New York artist LC Armstrong  creates a coiled line by drawing with a bomb fuse  placed on a painted surface.   She then lights the fuse to burn the line into the surface of the painting which is then encapsulated in resin.  This work titled "Spring Fever" represents an early, purely abstract, exploration in this medium by the artist, who has since used her bomb fuse lines as stems in over-the-top floral extravaganzas.

LC Armstrong's works are in the Corcoran Gallery of Art and the National Museum of Women in the Arts.





Spring Fever, 1997
acrylic, bomb fuse and resin on linen on wood,
42 x 36 inches





"Drawing" at Mateyka

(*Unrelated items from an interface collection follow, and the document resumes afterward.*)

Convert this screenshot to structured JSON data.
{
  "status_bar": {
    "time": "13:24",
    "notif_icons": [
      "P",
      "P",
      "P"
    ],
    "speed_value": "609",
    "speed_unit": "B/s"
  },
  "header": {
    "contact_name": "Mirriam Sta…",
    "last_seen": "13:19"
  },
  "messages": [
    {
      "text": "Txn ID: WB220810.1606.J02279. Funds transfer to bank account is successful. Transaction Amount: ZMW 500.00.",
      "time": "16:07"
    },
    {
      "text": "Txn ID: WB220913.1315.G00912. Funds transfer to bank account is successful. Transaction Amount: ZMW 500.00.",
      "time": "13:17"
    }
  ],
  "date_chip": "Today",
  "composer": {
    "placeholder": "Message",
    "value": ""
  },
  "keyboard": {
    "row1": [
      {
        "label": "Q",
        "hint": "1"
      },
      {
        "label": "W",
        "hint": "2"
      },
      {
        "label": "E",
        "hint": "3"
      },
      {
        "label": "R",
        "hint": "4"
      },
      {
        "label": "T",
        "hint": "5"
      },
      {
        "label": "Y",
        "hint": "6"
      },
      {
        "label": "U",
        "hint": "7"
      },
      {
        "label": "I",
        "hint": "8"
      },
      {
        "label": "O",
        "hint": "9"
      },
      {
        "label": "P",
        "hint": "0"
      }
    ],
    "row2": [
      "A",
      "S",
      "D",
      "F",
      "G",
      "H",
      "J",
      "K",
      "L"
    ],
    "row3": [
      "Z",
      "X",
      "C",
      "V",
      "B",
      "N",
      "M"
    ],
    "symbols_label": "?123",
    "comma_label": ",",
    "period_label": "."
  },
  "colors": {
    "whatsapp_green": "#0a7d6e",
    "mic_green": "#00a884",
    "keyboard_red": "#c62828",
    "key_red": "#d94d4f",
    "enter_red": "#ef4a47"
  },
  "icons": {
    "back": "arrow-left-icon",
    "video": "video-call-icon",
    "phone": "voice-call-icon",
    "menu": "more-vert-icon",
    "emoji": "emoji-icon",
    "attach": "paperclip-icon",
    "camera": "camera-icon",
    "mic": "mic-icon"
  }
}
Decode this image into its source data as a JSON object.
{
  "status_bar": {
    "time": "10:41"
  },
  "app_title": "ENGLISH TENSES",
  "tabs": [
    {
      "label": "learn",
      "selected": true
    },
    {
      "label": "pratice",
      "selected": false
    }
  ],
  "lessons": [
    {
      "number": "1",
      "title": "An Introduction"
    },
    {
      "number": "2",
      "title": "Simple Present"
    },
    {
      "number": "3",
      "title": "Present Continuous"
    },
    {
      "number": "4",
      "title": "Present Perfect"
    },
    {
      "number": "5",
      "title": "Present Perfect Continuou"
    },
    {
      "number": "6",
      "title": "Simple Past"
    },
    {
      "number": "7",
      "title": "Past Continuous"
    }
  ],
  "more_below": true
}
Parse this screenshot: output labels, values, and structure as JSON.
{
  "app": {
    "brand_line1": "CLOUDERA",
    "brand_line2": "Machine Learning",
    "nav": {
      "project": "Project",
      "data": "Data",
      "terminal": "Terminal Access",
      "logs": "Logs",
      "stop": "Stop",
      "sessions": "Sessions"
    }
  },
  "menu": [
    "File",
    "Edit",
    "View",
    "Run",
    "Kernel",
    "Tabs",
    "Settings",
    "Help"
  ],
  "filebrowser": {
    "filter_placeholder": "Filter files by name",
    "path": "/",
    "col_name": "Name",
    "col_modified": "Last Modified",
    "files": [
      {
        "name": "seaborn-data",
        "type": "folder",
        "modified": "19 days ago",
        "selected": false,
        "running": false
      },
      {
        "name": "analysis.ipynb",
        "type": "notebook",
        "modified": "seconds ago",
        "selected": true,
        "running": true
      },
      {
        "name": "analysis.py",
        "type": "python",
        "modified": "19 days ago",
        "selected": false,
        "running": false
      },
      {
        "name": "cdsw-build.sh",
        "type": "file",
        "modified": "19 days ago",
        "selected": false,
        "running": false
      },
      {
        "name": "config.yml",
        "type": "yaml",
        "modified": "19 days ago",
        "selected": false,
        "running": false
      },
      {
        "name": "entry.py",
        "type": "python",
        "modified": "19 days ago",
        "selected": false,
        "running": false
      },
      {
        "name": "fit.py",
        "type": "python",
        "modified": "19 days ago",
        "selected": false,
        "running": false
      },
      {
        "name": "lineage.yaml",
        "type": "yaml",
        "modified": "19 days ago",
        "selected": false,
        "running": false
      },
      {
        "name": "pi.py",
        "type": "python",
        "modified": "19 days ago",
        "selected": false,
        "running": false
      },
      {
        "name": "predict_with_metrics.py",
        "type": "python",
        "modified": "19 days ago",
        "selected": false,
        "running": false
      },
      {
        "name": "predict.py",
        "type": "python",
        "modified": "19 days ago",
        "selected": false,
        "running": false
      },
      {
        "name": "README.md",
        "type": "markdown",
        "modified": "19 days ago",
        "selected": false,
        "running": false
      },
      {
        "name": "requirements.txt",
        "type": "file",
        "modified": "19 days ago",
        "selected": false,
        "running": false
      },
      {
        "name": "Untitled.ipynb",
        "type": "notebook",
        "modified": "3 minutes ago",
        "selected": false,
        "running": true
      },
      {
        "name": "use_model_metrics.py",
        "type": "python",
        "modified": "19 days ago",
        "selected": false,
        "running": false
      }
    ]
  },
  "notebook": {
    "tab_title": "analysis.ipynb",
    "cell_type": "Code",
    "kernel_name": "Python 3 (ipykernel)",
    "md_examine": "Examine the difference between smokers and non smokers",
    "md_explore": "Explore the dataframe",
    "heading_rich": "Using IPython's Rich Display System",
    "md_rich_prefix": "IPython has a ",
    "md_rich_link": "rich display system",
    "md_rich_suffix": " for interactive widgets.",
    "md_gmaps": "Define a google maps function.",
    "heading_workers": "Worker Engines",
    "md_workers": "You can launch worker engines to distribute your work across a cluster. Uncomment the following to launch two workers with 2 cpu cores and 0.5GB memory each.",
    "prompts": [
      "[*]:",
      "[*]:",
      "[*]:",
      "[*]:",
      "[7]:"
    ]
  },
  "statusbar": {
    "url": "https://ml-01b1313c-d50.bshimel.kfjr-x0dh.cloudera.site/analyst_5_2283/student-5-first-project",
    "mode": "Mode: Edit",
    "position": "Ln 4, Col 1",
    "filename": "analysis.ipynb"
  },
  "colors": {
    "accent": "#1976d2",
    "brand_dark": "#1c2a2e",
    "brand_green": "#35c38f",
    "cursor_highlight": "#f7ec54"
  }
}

The Washington Post
Galleries, C8, Friday, June 3, 2011
by Mark Jenkins


"Drawing: LC Armstrong, Gene Davis, Jae Ko, Nathan Oliveira, William T. Wiley, Nancy Wolf" through June 30 at Marsha Mateyka Gallery, 2012 R St.,NW, 202 328-0088, www.marshamateykagallery.com

There's an Asian quality to the most interesting work in "Drawing: LC Armstrong, Gene Davis, Jae Ko, Nathan Oliveira, William T. Wiley, Nancy Wolf", a group show of current and former artist in the Marsha Mateyka Gallery's stable.  Puckishly, Wolf combines Chinese and Indian motifs with the dominant forms of built America.  Her "Traffic Circle Mandala" is framed by a black and gray urban canyon, while "Secluded Dwellings in summer Mountains" sets a rustic peak (in the style of 14th-century Chinese artist Wang Meng) at center of a snarl of modern highways.

Other pieces, some of which stretch the definition of "drawing", have an Asian-like simplicity.   Three ink or pencil sketches by Davis reduce his monumental stripe paintings to wispy suggestions, and two subtle Oliveria nudes, rendered in charcoal and pinkish-brown watercolor, have the limited palette of a traditional Chinese ink painting.

Although most of this work is on paper, the artists don't restrict themselves to ink and pencil.   Armstrong's "Spring Fever" was made by igniting a bomb fuse, which burned a snaky black pattern into painted linen.  The piece was then coated with synthetic resin, producing a sheen that suggest surfboards and sports cars.   The basic image is simple, but the textures are complex and fascinating.

Korean-born, Tokyo-educated, Washington artist Ko has long worked sculpturally with rolls of paper, which she shapes and colors with glue infused with black calligraphy ink. (Lately, she's experimented with brighter hues.)  Her three untitled pieces in this show are closely linked to that work, but in an almost-flat format.  Paralleling the circular motifs of her three-diimensional style, Ko swirls her black blue-ink mixture on paper, creating patterns that suggest tree rings and the raked gravel of Zen gardens.  The technique gives the drawings a chiseled quality, hinting at depths in just a thin layer of sticky pigment.   The effect is both tactile and intangible, holding the eye for extended contemplation.

Note: This review can be found online at www.washingtonpost.com/lifestyle/style/waves-at-matsushima-rich-art-depicting-japanese-islands-along-tohoku-coast/2011/06/01/AGqZpXHH_story.html